Are you a quiet leader or do you work with others who lead quietly? In the field of librarianship, it is thought that more than half of those in the profession are introverts. On this show, Jennifer Blair, Associate Professor and Head of User Services Librarian at Azusa Pacific University in California, talks about how quiet leaders can excel in promoting successful work environments and leading others in a way that is influential but doesn’t change who they are.
Have you ever thought about how you can support nonprofits as essential community links and valuable resources for those you serve? On this show Sam Passey, Director of the Uintah County Library in Utah, shares how his library helps nonprofits thrive to best serve constituents and create knowledge about what’s possible in developing opportunities for all.
There’s no denying that these days librarians all over the nation are grappling with questions regarding the First Amendment and the legal ramifications of challenges in our libraries to intellectual freedom. On this show, Deborah Caldwell-Stone, the Director of the American Library Association’s Office for Intellectual Freedom and Executive Director of the Freedom to Read Foundation, shares essential information about libraries and the First Amendment. While Deborah is an attorney, she cannot offer legal advice or legal counsel. Please take the information shared on this show as information only, as a guideline to start a conversation with your own legal counsel.
How do we engage in work that is intentional and makes the best use of our limited time and energy? On this show Rebekah Cummings, Digital Matters Interim Director at the University of Utah Marriott Library, talks about Selecting Your Yes with Intention in order to do good things in our communities while also taking care of ourselves and engaging in work that best utilizes our capacities.

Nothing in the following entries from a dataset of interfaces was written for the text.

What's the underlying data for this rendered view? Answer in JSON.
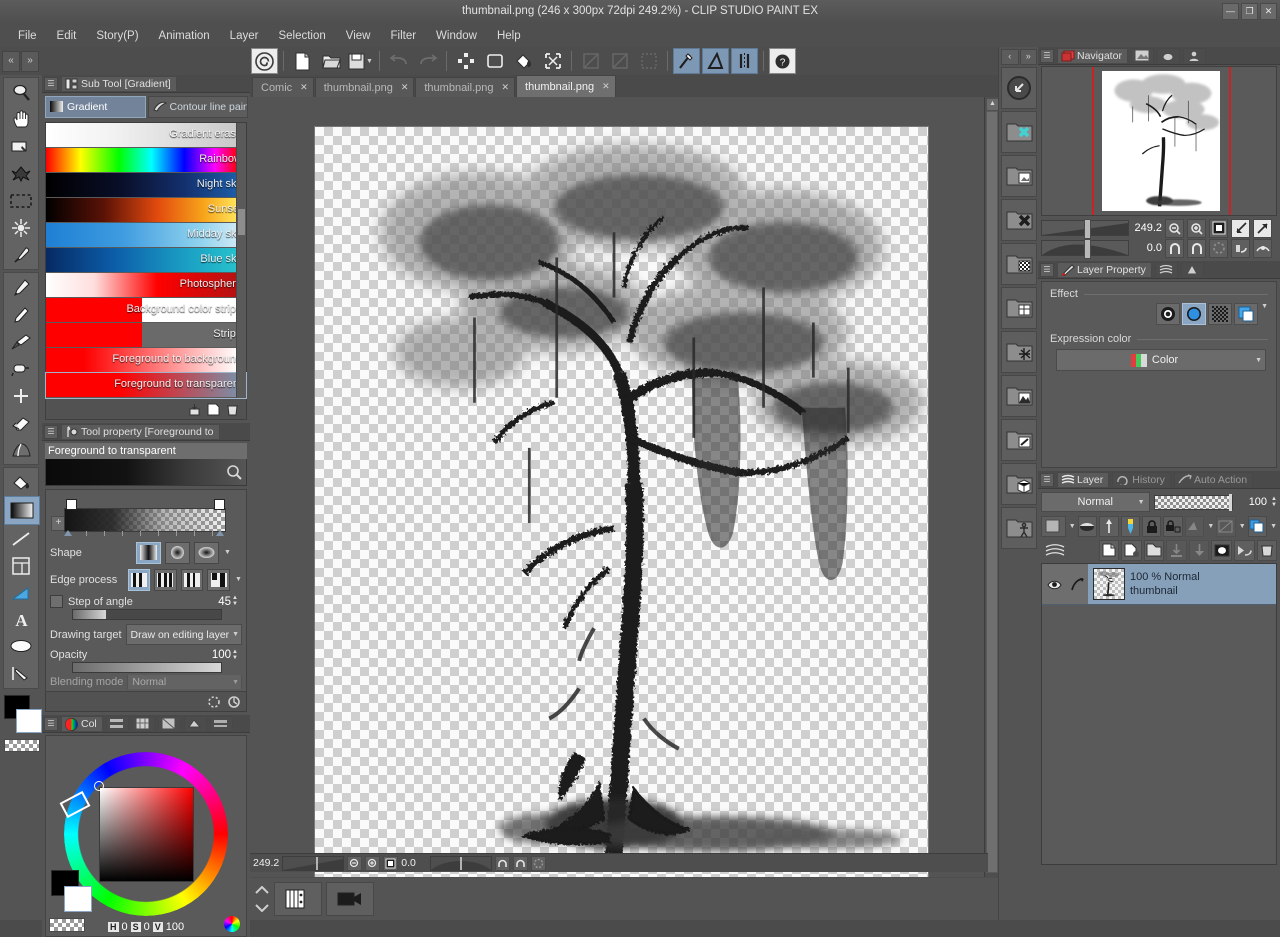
{
  "window": {
    "title": "thumbnail.png (246 x 300px 72dpi 249.2%)  - CLIP STUDIO PAINT EX",
    "minimize": "—",
    "maximize": "❐",
    "close": "✕"
  },
  "menubar": {
    "items": [
      "File",
      "Edit",
      "Story(P)",
      "Animation",
      "Layer",
      "Selection",
      "View",
      "Filter",
      "Window",
      "Help"
    ]
  },
  "command_bar": {
    "nav_prev": "«",
    "nav_next": "»",
    "buttons": [
      {
        "name": "clip-studio-logo-icon",
        "label": "CLIP STUDIO"
      },
      {
        "name": "new-file-icon",
        "label": "New"
      },
      {
        "name": "open-file-icon",
        "label": "Open"
      },
      {
        "name": "save-icon",
        "label": "Save"
      },
      {
        "name": "undo-icon",
        "label": "Undo"
      },
      {
        "name": "redo-icon",
        "label": "Redo"
      },
      {
        "name": "deselect-icon",
        "label": "Deselect"
      },
      {
        "name": "select-all-icon",
        "label": "Select All"
      },
      {
        "name": "fill-icon",
        "label": "Fill"
      },
      {
        "name": "transform-icon",
        "label": "Transform"
      },
      {
        "name": "ruler-snap-off-icon",
        "label": "Snap to special ruler"
      },
      {
        "name": "grid-snap-icon",
        "label": "Snap to grid"
      },
      {
        "name": "selection-snap-icon",
        "label": "Snap to selection"
      },
      {
        "name": "guide-ruler-icon",
        "label": "Ruler"
      },
      {
        "name": "perspective-icon",
        "label": "Perspective ruler"
      },
      {
        "name": "symmetry-icon",
        "label": "Symmetrical ruler"
      },
      {
        "name": "help-icon",
        "label": "Help"
      }
    ]
  },
  "tools": {
    "group1": [
      {
        "name": "magnifier-tool",
        "label": "Zoom"
      },
      {
        "name": "hand-tool",
        "label": "Move"
      },
      {
        "name": "rotate-tool",
        "label": "Rotate"
      },
      {
        "name": "object-tool",
        "label": "Operation"
      },
      {
        "name": "marquee-tool",
        "label": "Selection area"
      },
      {
        "name": "auto-select-tool",
        "label": "Auto select"
      },
      {
        "name": "eyedropper-tool",
        "label": "Eyedropper"
      }
    ],
    "group2": [
      {
        "name": "pen-tool",
        "label": "Pen"
      },
      {
        "name": "pencil-tool",
        "label": "Pencil"
      },
      {
        "name": "brush-tool",
        "label": "Brush"
      },
      {
        "name": "airbrush-tool",
        "label": "Airbrush"
      },
      {
        "name": "decoration-tool",
        "label": "Decoration"
      },
      {
        "name": "eraser-tool",
        "label": "Eraser"
      },
      {
        "name": "blend-tool",
        "label": "Blend"
      }
    ],
    "group3": [
      {
        "name": "fill-tool",
        "label": "Fill"
      },
      {
        "name": "gradient-tool",
        "label": "Gradient",
        "active": true
      },
      {
        "name": "figure-tool",
        "label": "Figure"
      },
      {
        "name": "frame-border-tool",
        "label": "Frame border"
      },
      {
        "name": "ruler-tool",
        "label": "Ruler"
      },
      {
        "name": "text-tool",
        "label": "Text"
      },
      {
        "name": "balloon-tool",
        "label": "Balloon"
      },
      {
        "name": "correct-line-tool",
        "label": "Correct line"
      }
    ],
    "color_chip": {
      "foreground": "#000000",
      "background": "#ffffff",
      "transparent": "transparent"
    }
  },
  "sub_tool_palette": {
    "title": "Sub Tool [Gradient]",
    "tabs": [
      {
        "name": "gradient",
        "label": "Gradient",
        "selected": true
      },
      {
        "name": "contour-line-paint",
        "label": "Contour line paint",
        "selected": false
      }
    ],
    "presets": [
      {
        "label": "Foreground to transparent",
        "selected": true,
        "swatch_css": "linear-gradient(90deg,#ff0000 0%,#ff0000 38%,rgba(255,0,0,0) 100%)",
        "swatch_w": 192
      },
      {
        "label": "Foreground to background",
        "selected": false,
        "swatch_css": "linear-gradient(90deg,#ff0000 0%,#ff0000 20%,#ffffff 100%)",
        "swatch_w": 192
      },
      {
        "label": "Stripe",
        "selected": false,
        "swatch_css": "linear-gradient(90deg,#ff0000,#ff0000)",
        "swatch_w": 96
      },
      {
        "label": "Background color stripe",
        "selected": false,
        "swatch_css": "linear-gradient(90deg,#ff0000 0%,#ff0000 50%,#ffffff 50%,#ffffff 100%)",
        "swatch_w": 192
      },
      {
        "label": "Photosphere",
        "selected": false,
        "swatch_css": "linear-gradient(90deg,#ffffff 0%,#ffdede 25%,#ff0000 58%,#b41212 100%)",
        "swatch_w": 192
      },
      {
        "label": "Blue sky",
        "selected": false,
        "swatch_css": "linear-gradient(90deg,#062a63 0%,#0c5ca8 35%,#1a9ec4 72%,#27c2cc 100%)",
        "swatch_w": 192
      },
      {
        "label": "Midday sky",
        "selected": false,
        "swatch_css": "linear-gradient(90deg,#1e7fd4 0%,#3f9ce0 40%,#8fd2ee 80%,#cfeaf6 100%)",
        "swatch_w": 192
      },
      {
        "label": "Sunset",
        "selected": false,
        "swatch_css": "linear-gradient(90deg,#000000 0%,#5a1206 30%,#e24a0e 58%,#f7a41a 82%,#ffe65c 100%)",
        "swatch_w": 192
      },
      {
        "label": "Night sky",
        "selected": false,
        "swatch_css": "linear-gradient(90deg,#000000 0%,#0a0f2a 40%,#13306e 72%,#1d5ea8 100%)",
        "swatch_w": 192
      },
      {
        "label": "Rainbow",
        "selected": false,
        "swatch_css": "linear-gradient(90deg,#ff0000,#ffff00 18%,#00ff00 38%,#00ffff 55%,#0000ff 72%,#ff00ff 88%,#ff0000)",
        "swatch_w": 192
      },
      {
        "label": "Gradient erase",
        "selected": false,
        "swatch_css": "linear-gradient(90deg,#ffffff 0%,#f2f2f2 35%,#c9c9c9 100%)",
        "swatch_w": 192
      }
    ],
    "footer_buttons": [
      {
        "name": "import-sub-tool-icon",
        "label": "Import"
      },
      {
        "name": "create-new-sub-tool-icon",
        "label": "Create new setting"
      },
      {
        "name": "delete-sub-tool-icon",
        "label": "Delete"
      }
    ]
  },
  "tool_property": {
    "title": "Tool property [Foreground to ",
    "preset_name": "Foreground to transparent",
    "magnify_icon": "magnify-icon",
    "shape": {
      "label": "Shape",
      "options": [
        "linear",
        "circle",
        "ellipse"
      ],
      "selected": 0
    },
    "edge_process": {
      "label": "Edge process",
      "options": [
        "repeat",
        "reflect",
        "none",
        "clip"
      ],
      "selected": 0
    },
    "step_of_angle": {
      "label": "Step of angle",
      "checked": false,
      "value": "45",
      "slider_pct": 22
    },
    "drawing_target": {
      "label": "Drawing target",
      "value": "Draw on editing layer"
    },
    "opacity": {
      "label": "Opacity",
      "value": "100",
      "slider_pct": 100
    },
    "blending_mode": {
      "label": "Blending mode",
      "value": "Normal"
    }
  },
  "color_palette": {
    "title": "Col",
    "tabs": [
      "color-wheel-icon",
      "color-slider-icon",
      "color-set-icon",
      "intermediate-color-icon",
      "approximate-color-icon",
      "gradient-color-icon"
    ],
    "h_key": "H",
    "h_value": "0",
    "s_key": "S",
    "s_value": "0",
    "v_key": "V",
    "v_value": "100"
  },
  "document_tabs": [
    {
      "label": "Comic",
      "active": false,
      "close": "✕"
    },
    {
      "label": "thumbnail.png",
      "active": false,
      "close": "✕"
    },
    {
      "label": "thumbnail.png",
      "active": false,
      "close": "✕"
    },
    {
      "label": "thumbnail.png",
      "active": true,
      "close": "✕"
    }
  ],
  "canvas_status": {
    "zoom": "249.2",
    "rotation": "0.0",
    "zoom_out_icon": "zoom-out-icon",
    "zoom_in_icon": "zoom-in-icon",
    "fit_icon": "fit-to-screen-icon",
    "rotate_left_icon": "rotate-left-icon",
    "rotate_right_icon": "rotate-right-icon",
    "reset_rotation_icon": "reset-rotation-icon"
  },
  "animation_bar": {
    "buttons": [
      {
        "name": "timeline-icon",
        "label": "Timeline"
      },
      {
        "name": "animation-cels-icon",
        "label": "Animation cels"
      }
    ]
  },
  "right_icon_bar": {
    "nav_prev": "‹",
    "nav_next": "»",
    "buttons": [
      {
        "name": "quick-access-icon",
        "label": "Quick Access"
      },
      {
        "name": "material-close-icon",
        "label": "Material"
      },
      {
        "name": "material-image-icon",
        "label": "Image material"
      },
      {
        "name": "material-delete-icon",
        "label": "Delete material"
      },
      {
        "name": "material-monochrome-icon",
        "label": "Monochromatic pattern"
      },
      {
        "name": "material-manga-icon",
        "label": "Manga material"
      },
      {
        "name": "material-effect-icon",
        "label": "Effect line"
      },
      {
        "name": "material-scene-icon",
        "label": "Background material"
      },
      {
        "name": "material-color-icon",
        "label": "Color pattern"
      },
      {
        "name": "material-3d-icon",
        "label": "3D material"
      },
      {
        "name": "material-pose-icon",
        "label": "3D pose"
      }
    ]
  },
  "navigator": {
    "title": "Navigator",
    "tabs": [
      "navigator-icon",
      "sub-view-icon",
      "item-bank-icon",
      "information-icon"
    ],
    "zoom": "249.2",
    "rotation": "0.0",
    "buttons": [
      {
        "name": "zoom-out-icon",
        "label": "Zoom out"
      },
      {
        "name": "zoom-in-icon",
        "label": "Zoom in"
      },
      {
        "name": "fit-to-screen-icon",
        "label": "Fit to screen"
      },
      {
        "name": "flip-horizontal-icon",
        "label": "Flip horizontal"
      },
      {
        "name": "flip-vertical-icon",
        "label": "Flip vertical"
      },
      {
        "name": "rotate-left-icon",
        "label": "Rotate left"
      },
      {
        "name": "rotate-right-icon",
        "label": "Rotate right"
      },
      {
        "name": "reset-rotation-icon",
        "label": "Reset rotation"
      },
      {
        "name": "quick-mask-icon",
        "label": "Quick mask"
      },
      {
        "name": "preview-icon",
        "label": "Preview"
      }
    ]
  },
  "layer_property": {
    "title": "Layer Property",
    "tabs": [
      "layer-property-icon",
      "animation-folder-icon",
      "tone-icon"
    ],
    "effect_label": "Effect",
    "effect_buttons": [
      {
        "name": "border-effect-icon",
        "label": "Border effect",
        "selected": false
      },
      {
        "name": "tone-effect-icon",
        "label": "Tone",
        "selected": true
      },
      {
        "name": "halftone-effect-icon",
        "label": "Halftone",
        "selected": false
      },
      {
        "name": "layer-color-icon",
        "label": "Layer color",
        "selected": false
      }
    ],
    "expression_color_label": "Expression color",
    "expression_color_value": "Color"
  },
  "layer_palette": {
    "tabs": [
      {
        "name": "layer-tab",
        "label": "Layer",
        "selected": true
      },
      {
        "name": "history-tab",
        "label": "History",
        "selected": false
      },
      {
        "name": "auto-action-tab",
        "label": "Auto Action",
        "selected": false
      }
    ],
    "blend_mode": "Normal",
    "opacity": "100",
    "toolbar_row1": [
      {
        "name": "palette-color-icon",
        "label": "Palette color"
      },
      {
        "name": "clip-to-layer-below-icon",
        "label": "Clip at layer below"
      },
      {
        "name": "set-as-reference-layer-icon",
        "label": "Set as reference layer"
      },
      {
        "name": "set-as-draft-layer-icon",
        "label": "Set as draft layer"
      },
      {
        "name": "lock-layer-icon",
        "label": "Lock layer"
      },
      {
        "name": "lock-transparent-pixels-icon",
        "label": "Lock transparent pixel"
      },
      {
        "name": "ruler-visible-icon",
        "label": "Show ruler in all layers"
      },
      {
        "name": "effect-visible-icon",
        "label": "Show effect in all layers"
      },
      {
        "name": "layer-color-toggle-icon",
        "label": "Layer color"
      }
    ],
    "toolbar_row2": [
      {
        "name": "new-raster-layer-icon",
        "label": "New raster layer"
      },
      {
        "name": "new-layer-with-icon",
        "label": "New layer"
      },
      {
        "name": "new-layer-folder-icon",
        "label": "New layer folder"
      },
      {
        "name": "transfer-down-icon",
        "label": "Transfer to lower layer"
      },
      {
        "name": "combine-down-icon",
        "label": "Combine to layer below"
      },
      {
        "name": "layer-mask-icon",
        "label": "Create layer mask"
      },
      {
        "name": "apply-mask-icon",
        "label": "Apply mask to layer"
      },
      {
        "name": "delete-layer-icon",
        "label": "Delete layer"
      }
    ],
    "layers": [
      {
        "blend": "100 % Normal",
        "name": "thumbnail",
        "visible": true,
        "selected": true
      }
    ]
  }
}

Have you ever wondered how to help customers navigate information in an age of so many people making so many claims? On today’s show Heath Stanfield, Manager of the McAlester Public Library in Oklahoma, takes us back to basics to examine classical models of logical fallacies that can help us help our customers find high-quality information.